|Googolplexbyte||Date: Sunday, 10.04.2016, 19:34 | Message # 1|
|I was doing a survey of terrestrial planets of similar radius to Earth, and I noticed that there's almost no terrestrial planets with density between 4.2 & 5.4 g/cm^3 :|
There's 1 when I'd expect 10-20 & it has a density of 4.2014 g/cm^3.
I went into the star browser and used the filter to find any objects around earth's diameter with masses that would correspond with those densities and nothing [I used 12680km - 12800km & 0.7722 Earths - 0.9652 Earths].
This is strange as Venus is a planet very similar to Earth size with a density in that range [5.2 g/cm^3] and Earth itself is only just above that range at 5.5g/cm^3.
My guess is there's an issue making pure silicate planets [planets with <5% iron & water] as that seems to be the density range that corresponds to those sort of planets.
Was excluding these sorts of planets intentional?

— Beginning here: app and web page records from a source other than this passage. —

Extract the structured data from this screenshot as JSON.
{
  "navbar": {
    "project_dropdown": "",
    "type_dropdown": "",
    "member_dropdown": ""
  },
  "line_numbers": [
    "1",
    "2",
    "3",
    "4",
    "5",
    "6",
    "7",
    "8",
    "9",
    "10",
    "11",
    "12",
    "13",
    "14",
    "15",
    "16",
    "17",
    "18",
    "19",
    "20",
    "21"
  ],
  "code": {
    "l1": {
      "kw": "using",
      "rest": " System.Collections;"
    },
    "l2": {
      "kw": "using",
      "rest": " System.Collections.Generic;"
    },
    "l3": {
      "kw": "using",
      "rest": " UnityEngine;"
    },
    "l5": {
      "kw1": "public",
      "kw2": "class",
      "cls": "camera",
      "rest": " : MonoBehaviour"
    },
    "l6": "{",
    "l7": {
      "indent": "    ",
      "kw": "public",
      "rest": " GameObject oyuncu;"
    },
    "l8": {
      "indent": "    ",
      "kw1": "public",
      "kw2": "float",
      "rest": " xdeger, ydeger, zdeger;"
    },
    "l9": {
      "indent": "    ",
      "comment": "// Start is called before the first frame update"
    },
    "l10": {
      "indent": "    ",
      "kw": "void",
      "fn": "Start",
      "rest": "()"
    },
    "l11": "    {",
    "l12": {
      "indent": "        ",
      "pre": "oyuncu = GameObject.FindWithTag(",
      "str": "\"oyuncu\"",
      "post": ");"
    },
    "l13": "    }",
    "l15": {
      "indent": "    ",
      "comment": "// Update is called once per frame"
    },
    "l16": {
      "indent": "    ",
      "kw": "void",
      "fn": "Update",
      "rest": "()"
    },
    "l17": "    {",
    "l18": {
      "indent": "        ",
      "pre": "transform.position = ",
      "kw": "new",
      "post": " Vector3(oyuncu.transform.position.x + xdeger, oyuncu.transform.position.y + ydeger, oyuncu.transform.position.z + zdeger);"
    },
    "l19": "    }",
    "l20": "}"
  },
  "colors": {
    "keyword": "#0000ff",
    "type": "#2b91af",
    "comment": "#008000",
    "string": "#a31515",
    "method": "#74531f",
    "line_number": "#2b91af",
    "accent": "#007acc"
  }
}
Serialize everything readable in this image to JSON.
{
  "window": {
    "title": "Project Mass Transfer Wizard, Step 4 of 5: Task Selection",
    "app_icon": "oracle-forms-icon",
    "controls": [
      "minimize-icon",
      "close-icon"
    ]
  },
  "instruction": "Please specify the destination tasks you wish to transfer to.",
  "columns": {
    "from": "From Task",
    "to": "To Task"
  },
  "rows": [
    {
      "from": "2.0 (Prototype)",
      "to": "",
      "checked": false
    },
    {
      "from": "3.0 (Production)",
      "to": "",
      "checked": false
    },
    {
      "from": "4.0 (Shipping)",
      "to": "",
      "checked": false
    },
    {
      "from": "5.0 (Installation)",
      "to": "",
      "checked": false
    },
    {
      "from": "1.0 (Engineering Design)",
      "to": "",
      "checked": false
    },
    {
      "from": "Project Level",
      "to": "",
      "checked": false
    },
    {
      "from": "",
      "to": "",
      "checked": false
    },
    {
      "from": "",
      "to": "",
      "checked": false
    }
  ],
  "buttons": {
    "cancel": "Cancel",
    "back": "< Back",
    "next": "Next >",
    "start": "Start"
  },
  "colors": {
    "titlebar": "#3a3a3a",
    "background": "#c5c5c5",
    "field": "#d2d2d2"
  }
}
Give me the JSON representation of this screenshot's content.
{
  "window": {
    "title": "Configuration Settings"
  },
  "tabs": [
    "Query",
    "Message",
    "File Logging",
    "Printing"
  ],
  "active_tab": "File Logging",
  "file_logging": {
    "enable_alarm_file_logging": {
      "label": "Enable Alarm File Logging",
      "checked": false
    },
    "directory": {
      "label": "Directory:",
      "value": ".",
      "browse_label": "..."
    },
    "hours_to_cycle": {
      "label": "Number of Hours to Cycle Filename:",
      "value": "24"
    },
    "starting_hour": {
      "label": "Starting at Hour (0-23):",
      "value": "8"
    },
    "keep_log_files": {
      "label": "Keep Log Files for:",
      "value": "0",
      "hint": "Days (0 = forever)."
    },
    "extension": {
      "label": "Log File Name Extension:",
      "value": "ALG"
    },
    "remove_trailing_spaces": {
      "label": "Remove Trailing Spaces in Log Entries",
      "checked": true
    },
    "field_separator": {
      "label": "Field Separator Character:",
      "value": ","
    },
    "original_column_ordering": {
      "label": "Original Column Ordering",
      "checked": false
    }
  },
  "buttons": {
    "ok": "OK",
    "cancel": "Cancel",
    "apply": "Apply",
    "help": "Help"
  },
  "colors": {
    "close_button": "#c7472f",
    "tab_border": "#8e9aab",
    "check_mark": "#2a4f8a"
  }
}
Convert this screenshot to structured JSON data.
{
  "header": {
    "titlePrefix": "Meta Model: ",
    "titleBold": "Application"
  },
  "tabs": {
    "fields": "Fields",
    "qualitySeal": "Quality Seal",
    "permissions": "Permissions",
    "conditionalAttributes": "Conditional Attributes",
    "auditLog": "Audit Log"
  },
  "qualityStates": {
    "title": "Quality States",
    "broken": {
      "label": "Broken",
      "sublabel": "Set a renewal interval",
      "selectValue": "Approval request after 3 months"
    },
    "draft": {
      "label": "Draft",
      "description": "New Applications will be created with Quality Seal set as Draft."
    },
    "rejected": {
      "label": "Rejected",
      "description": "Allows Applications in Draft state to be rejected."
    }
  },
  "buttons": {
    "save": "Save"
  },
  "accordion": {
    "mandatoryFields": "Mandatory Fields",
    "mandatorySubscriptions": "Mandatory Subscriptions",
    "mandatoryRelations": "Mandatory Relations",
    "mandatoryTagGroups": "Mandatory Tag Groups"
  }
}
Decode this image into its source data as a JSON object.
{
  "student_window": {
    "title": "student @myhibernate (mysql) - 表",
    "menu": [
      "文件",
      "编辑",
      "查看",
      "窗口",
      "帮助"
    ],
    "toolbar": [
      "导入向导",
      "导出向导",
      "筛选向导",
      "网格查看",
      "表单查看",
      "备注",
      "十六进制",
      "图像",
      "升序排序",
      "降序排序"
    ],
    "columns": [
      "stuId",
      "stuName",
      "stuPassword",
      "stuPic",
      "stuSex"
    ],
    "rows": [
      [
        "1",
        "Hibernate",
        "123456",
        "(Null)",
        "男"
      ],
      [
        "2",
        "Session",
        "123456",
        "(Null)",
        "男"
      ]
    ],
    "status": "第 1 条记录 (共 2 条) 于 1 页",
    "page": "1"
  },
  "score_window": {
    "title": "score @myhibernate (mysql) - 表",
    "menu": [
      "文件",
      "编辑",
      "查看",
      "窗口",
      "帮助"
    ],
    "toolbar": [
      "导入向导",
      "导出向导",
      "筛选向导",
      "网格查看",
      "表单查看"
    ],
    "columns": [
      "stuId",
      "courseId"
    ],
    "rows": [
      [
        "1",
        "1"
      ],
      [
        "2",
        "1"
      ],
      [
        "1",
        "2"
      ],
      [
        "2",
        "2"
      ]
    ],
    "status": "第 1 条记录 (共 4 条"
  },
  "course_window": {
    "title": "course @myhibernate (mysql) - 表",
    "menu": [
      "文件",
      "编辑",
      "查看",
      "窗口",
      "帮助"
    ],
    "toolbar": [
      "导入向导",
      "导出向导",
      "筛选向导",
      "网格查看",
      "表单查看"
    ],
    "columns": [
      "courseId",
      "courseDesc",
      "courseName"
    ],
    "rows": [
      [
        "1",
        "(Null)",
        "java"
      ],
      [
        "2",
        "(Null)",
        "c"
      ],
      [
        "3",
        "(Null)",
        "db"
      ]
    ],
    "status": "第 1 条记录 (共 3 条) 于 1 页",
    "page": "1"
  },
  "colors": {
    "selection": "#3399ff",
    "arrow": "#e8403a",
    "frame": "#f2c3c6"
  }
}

Also there might be another gap in the 6.6 to 8.4 g/cm^3 range but that might just be a sampling error.